Governor’s Scholars reflect on initial impressions
July 8, 2010 By Marla Sweitzer
discussions in Crounse Hall, playing cards outside the Campus
Center or doing yoga by Old Centre, the GSP scholars are making
Centre’s campus their home for five weeks.
GSP classes focus on everything from music and philosophy to
mathematics and Japanese culture.
Despite the heat, the scholars are eager to spend much of their
time outside, whether doing yoga or playing games.
Scholars flock to Cowan Dining Commons three times a day.
Ask any GSP student what has been the highlight of his or her experience thus far, and making new friends will be near—if not at the top of the list.
“One of my friends put it best: new friends make the experience and experiences together make new friends,” says Shauntel Fox of LaGrange, Ky.
Elizabeth Rexroat of Bedford, Ky. echoes these sentiments. “It’s interesting to see how we came from completely different counties in Kentucky and we have so many similarities in what we do and where we come from,” she says.
Jeremy Bradford of Lexington, Ky., a self-professed “math kid,” has been able to unite with fellow like-minded individuals in the program, including Matthew Fahrbach of Louisville, Ky. “I have a core group back at home, but I came here only knowing a few people. It was nice to find a lot of people that were kind of like me,” says Bradford.
In addition to helping in the making of new friends, the GSP courses have challenged scholars academically. Elizabeth Hansen of Lexington, Ky. has been able to learn about different customs and traditions in Cultural Anthropology. “You’re introduced to new ways of thinking,” she says.
A majority of the classes expose students to learning outside Centre’s campus through program-sponsored field trips. “My general studies is ‘Social Justice and the Immigrant Experience,’ and we went to an elementary school on the outskirts of Danville,” says Fahrbach.
Students enrolled in the Visual Arts course will take a trip to the Louisville Zoo on Friday, where the 20 students will paint animals from life. “I’ve gotten a lot of practice painting with watercolors, which I’m not really used to,” says Jacquelyn Scates of Franklin, Ky.

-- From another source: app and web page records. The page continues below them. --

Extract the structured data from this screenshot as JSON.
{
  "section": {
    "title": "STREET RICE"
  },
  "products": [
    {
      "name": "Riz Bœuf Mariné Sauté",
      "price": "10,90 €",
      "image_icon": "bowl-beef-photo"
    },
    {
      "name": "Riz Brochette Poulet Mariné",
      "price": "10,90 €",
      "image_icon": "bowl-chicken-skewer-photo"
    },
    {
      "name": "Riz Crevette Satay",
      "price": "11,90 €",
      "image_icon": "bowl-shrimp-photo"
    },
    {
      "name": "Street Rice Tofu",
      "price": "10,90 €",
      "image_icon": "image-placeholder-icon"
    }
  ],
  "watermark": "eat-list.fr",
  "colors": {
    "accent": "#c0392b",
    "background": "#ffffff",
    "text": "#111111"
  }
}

The courses have also given scholars a taste for what to expect from college, both academically and socially. “I think we’re getting the more ‘college experience,’ where it’s more hands-on lecture instead of busy work,” says Blake Soper of Mount Sterling, Ky.

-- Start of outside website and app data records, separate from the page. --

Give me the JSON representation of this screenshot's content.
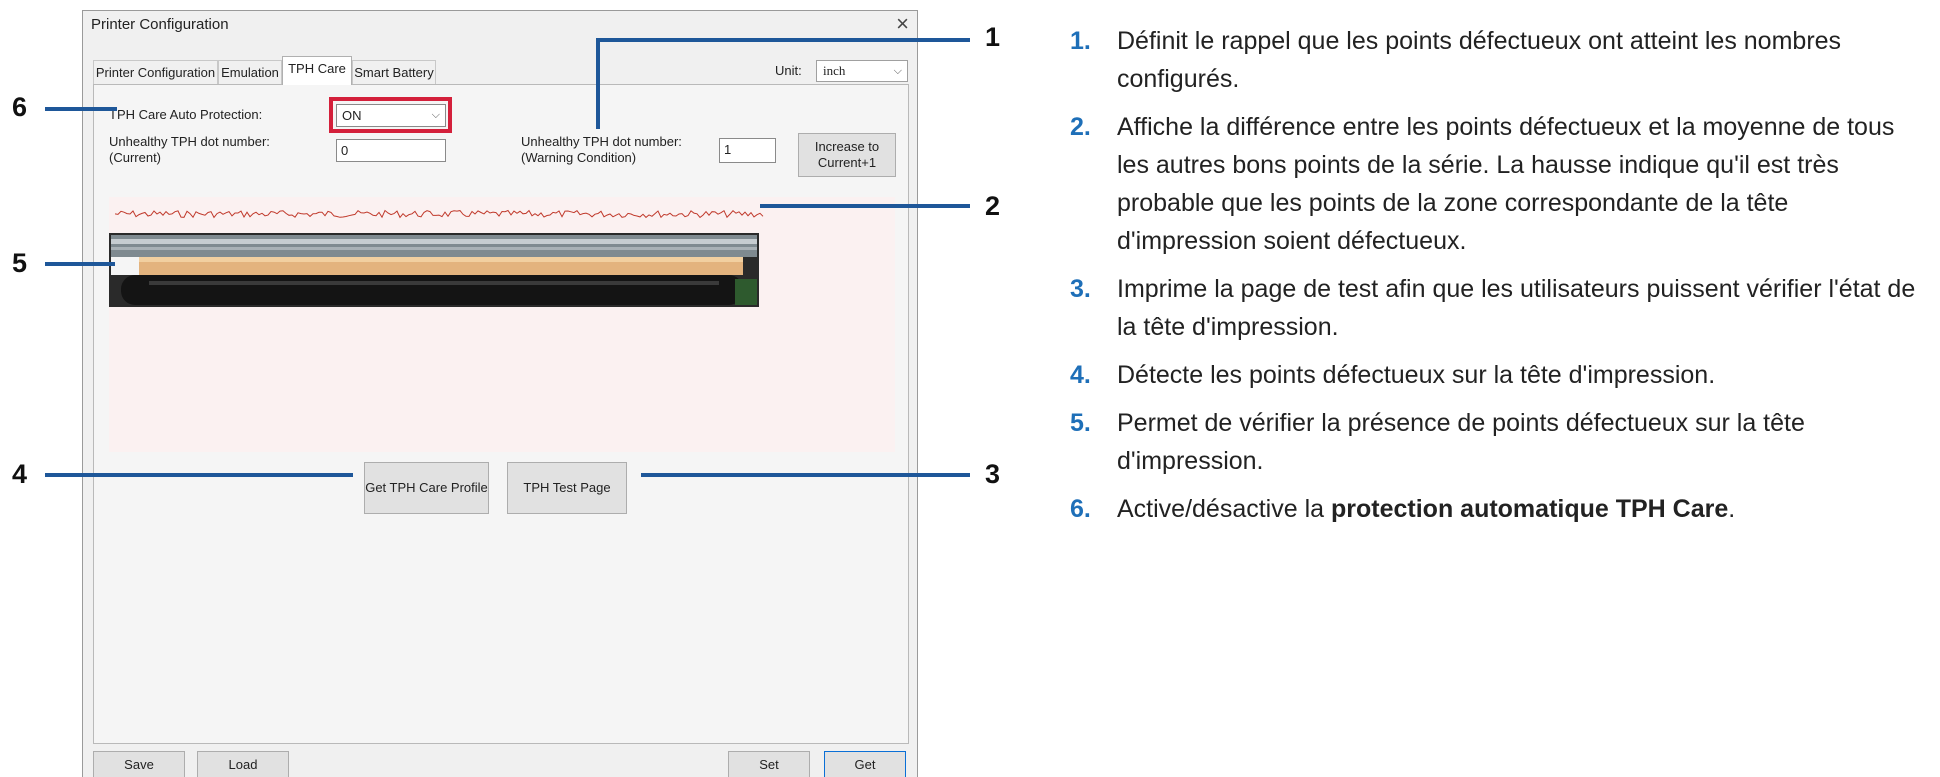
{
  "window": {
    "title": "Printer Configuration",
    "close_glyph": "×"
  },
  "tabs": [
    {
      "label": "Printer Configuration",
      "active": false
    },
    {
      "label": "Emulation",
      "active": false
    },
    {
      "label": "TPH Care",
      "active": true
    },
    {
      "label": "Smart Battery",
      "active": false
    }
  ],
  "unit": {
    "label": "Unit:",
    "value": "inch"
  },
  "tph": {
    "protection_label": "TPH Care Auto Protection:",
    "protection_value": "ON",
    "current_label_1": "Unhealthy TPH dot number:",
    "current_label_2": "(Current)",
    "current_value": "0",
    "warning_label_1": "Unhealthy TPH dot number:",
    "warning_label_2": "(Warning Condition)",
    "warning_value": "1",
    "increase_label_1": "Increase to",
    "increase_label_2": "Current+1",
    "get_profile_label": "Get TPH Care Profile",
    "test_page_label": "TPH Test Page"
  },
  "footer": {
    "save": "Save",
    "load": "Load",
    "set": "Set",
    "get": "Get"
  },
  "callouts": [
    "1",
    "2",
    "3",
    "4",
    "5",
    "6"
  ],
  "descriptions": [
    {
      "num": "1.",
      "text": "Définit le rappel que les points défectueux ont atteint les nombres configurés."
    },
    {
      "num": "2.",
      "text": "Affiche la différence entre les points défectueux et la moyenne de tous les autres bons points de la série. La hausse indique qu'il est très probable que les points de la zone correspondante de la tête d'impression soient défectueux."
    },
    {
      "num": "3.",
      "text": "Imprime la page de test afin que les utilisateurs puissent vérifier l'état de la tête d'impression."
    },
    {
      "num": "4.",
      "text": "Détecte les points défectueux sur la tête d'impression."
    },
    {
      "num": "5.",
      "text": "Permet de vérifier la présence de points défectueux sur la tête d'impression."
    },
    {
      "num": "6.",
      "text_before": "Active/désactive la ",
      "text_bold": "protection automatique TPH Care",
      "text_after": "."
    }
  ],
  "colors": {
    "accent": "#1e5799",
    "number_blue": "#1e6fb8",
    "highlight_red": "#d4203b"
  }
}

The rising high school seniors will soon face the task of determining whether to stay in state for college. “After experiencing time away from family, I’m not sure if I want to go far away,” Soper says.

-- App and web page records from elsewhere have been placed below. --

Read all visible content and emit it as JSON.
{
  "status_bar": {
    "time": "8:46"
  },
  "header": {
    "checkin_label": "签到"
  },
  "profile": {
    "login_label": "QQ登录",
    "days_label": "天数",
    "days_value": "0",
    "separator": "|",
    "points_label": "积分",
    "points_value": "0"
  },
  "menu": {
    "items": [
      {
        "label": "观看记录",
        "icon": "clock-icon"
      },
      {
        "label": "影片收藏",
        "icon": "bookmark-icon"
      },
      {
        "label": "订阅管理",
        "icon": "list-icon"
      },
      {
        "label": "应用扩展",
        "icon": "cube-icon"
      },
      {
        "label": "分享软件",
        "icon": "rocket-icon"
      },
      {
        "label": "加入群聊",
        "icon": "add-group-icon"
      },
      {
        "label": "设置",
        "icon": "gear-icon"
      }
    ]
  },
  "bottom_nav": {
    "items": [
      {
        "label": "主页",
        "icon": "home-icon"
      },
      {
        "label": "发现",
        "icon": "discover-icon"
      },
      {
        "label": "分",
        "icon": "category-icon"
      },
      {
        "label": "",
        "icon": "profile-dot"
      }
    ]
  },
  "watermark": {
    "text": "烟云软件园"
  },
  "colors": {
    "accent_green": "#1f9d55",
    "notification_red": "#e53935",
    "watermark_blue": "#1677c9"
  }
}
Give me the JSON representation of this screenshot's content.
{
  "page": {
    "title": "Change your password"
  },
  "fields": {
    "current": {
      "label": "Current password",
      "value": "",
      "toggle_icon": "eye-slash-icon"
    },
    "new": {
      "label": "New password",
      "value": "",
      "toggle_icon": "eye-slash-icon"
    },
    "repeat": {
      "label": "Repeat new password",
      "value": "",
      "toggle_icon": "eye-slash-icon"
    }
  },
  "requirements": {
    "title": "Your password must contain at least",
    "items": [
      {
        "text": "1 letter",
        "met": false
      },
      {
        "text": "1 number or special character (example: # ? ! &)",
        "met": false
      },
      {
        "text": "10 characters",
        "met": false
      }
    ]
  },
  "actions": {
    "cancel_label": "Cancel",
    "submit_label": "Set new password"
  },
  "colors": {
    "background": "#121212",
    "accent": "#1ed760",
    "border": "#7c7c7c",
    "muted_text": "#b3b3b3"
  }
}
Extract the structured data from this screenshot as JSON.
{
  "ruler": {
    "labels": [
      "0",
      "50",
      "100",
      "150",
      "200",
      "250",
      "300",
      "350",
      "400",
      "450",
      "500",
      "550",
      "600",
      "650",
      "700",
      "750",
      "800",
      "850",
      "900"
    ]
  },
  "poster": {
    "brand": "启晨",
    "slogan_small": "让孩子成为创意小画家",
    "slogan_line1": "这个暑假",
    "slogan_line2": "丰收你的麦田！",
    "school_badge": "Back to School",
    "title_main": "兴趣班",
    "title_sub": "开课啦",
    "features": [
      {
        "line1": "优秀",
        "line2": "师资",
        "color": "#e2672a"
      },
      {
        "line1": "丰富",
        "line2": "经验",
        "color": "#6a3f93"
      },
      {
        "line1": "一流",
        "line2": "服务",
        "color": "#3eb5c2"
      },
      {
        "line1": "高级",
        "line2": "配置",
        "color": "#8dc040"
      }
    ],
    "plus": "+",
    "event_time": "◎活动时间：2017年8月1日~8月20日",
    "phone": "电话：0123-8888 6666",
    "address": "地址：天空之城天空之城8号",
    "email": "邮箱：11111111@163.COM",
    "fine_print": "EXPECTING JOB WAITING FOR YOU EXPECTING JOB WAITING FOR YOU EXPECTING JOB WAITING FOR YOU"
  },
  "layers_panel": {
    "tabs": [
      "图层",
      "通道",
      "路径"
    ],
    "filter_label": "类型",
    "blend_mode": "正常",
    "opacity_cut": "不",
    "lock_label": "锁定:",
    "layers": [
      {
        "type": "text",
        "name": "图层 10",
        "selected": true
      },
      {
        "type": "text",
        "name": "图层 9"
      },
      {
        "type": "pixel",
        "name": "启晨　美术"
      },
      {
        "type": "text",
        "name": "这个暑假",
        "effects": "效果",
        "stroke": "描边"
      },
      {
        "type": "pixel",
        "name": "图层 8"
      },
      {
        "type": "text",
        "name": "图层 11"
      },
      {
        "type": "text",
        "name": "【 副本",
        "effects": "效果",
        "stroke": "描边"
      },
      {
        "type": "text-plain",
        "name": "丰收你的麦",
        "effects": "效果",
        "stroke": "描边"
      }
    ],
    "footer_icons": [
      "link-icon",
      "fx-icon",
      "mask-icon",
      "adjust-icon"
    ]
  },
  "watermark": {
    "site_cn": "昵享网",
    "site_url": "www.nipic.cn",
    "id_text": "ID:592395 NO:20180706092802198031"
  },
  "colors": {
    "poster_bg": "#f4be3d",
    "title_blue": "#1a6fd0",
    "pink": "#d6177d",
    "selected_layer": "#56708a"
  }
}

Still, scholars are enjoying the independence that the program provides. “I like the freedom of being away from home, getting to do the things I want but yet still under some guidelines,” Kintner says. “It’s been a great experience.”